• _Task brief_: Report how many lines in the records that follow have the word "amount" in them, giving the number and nothing more.

• _Records to process_:
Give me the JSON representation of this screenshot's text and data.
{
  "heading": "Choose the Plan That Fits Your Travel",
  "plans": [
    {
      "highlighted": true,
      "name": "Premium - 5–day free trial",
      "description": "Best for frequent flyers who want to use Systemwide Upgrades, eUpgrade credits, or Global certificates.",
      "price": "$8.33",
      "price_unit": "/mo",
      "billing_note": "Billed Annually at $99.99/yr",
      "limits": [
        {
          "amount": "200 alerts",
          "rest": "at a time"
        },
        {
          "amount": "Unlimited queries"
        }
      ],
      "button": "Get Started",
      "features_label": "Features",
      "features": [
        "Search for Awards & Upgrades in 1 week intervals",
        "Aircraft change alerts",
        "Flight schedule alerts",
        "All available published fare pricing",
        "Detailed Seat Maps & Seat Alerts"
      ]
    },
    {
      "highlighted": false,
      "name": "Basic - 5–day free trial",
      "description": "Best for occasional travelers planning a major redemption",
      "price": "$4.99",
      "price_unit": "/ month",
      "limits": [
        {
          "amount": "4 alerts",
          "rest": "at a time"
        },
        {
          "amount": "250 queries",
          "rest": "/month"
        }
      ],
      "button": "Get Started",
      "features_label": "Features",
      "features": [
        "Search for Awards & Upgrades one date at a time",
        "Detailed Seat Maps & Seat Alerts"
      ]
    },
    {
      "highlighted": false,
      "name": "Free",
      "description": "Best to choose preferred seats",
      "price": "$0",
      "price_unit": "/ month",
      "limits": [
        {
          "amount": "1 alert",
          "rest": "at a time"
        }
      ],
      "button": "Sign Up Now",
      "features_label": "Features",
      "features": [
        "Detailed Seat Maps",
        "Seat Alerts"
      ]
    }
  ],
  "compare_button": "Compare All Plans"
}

• _Answer box_: 5